■ **Aim of the task**: Search the entries below for the string "this" and give the number of lines that hold it, nothing else.

BEGIN Available data

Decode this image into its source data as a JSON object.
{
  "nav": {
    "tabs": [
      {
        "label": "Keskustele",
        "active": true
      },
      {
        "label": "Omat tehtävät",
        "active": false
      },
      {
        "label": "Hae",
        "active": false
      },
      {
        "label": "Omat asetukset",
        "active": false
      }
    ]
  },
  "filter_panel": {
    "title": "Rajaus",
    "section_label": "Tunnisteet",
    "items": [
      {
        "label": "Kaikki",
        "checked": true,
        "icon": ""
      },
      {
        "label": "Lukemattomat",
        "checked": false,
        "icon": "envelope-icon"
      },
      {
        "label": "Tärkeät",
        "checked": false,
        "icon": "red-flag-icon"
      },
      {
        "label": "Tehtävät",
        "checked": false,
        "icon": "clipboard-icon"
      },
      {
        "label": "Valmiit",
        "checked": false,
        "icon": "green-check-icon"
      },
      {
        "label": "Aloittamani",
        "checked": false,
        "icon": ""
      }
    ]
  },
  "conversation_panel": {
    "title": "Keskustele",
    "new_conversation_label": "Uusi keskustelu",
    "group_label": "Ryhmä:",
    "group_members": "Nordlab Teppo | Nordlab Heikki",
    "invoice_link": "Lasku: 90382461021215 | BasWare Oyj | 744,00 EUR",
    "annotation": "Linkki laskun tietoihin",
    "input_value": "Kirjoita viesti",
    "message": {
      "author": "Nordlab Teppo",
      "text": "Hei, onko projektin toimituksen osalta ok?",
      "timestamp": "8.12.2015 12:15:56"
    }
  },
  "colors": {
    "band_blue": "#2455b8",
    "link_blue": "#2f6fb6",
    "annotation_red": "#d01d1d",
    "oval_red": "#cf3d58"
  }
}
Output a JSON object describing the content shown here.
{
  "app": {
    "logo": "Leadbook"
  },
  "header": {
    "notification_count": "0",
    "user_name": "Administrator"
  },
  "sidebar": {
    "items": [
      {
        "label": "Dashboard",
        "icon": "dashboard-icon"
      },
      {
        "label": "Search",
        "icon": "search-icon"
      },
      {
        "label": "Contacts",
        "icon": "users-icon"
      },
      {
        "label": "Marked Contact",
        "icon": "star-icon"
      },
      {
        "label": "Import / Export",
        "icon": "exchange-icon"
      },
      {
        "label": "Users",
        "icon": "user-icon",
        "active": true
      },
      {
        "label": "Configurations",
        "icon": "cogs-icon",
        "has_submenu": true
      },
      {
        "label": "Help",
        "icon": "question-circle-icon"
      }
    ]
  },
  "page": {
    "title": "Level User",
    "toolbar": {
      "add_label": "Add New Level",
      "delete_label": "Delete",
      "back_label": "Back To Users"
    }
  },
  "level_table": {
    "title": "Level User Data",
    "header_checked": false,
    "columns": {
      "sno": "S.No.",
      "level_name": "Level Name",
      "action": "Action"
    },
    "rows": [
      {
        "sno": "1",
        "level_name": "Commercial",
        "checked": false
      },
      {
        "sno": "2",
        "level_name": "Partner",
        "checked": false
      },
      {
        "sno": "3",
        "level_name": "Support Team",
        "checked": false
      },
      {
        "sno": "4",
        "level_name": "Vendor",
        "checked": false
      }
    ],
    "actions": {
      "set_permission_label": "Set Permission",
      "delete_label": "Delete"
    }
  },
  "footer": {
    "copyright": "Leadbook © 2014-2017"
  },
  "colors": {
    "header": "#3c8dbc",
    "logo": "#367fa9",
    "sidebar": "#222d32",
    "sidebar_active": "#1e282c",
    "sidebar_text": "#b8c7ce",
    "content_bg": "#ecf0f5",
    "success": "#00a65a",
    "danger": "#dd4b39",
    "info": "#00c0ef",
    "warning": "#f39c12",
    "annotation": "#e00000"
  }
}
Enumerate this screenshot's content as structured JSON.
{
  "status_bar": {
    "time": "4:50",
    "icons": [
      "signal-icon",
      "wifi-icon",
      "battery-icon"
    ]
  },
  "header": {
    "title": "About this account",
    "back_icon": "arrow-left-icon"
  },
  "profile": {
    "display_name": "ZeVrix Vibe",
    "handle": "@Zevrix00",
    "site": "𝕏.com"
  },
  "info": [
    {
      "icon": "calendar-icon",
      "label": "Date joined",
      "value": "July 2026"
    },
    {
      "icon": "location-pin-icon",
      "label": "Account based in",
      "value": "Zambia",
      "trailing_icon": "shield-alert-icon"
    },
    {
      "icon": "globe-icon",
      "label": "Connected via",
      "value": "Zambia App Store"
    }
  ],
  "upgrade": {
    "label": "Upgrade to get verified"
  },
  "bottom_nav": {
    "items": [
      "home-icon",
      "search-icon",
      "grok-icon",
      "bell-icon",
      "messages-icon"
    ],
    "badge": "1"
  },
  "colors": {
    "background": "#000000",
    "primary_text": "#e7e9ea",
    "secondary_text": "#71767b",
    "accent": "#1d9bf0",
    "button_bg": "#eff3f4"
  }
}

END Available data

■ **Exercise answer**: 3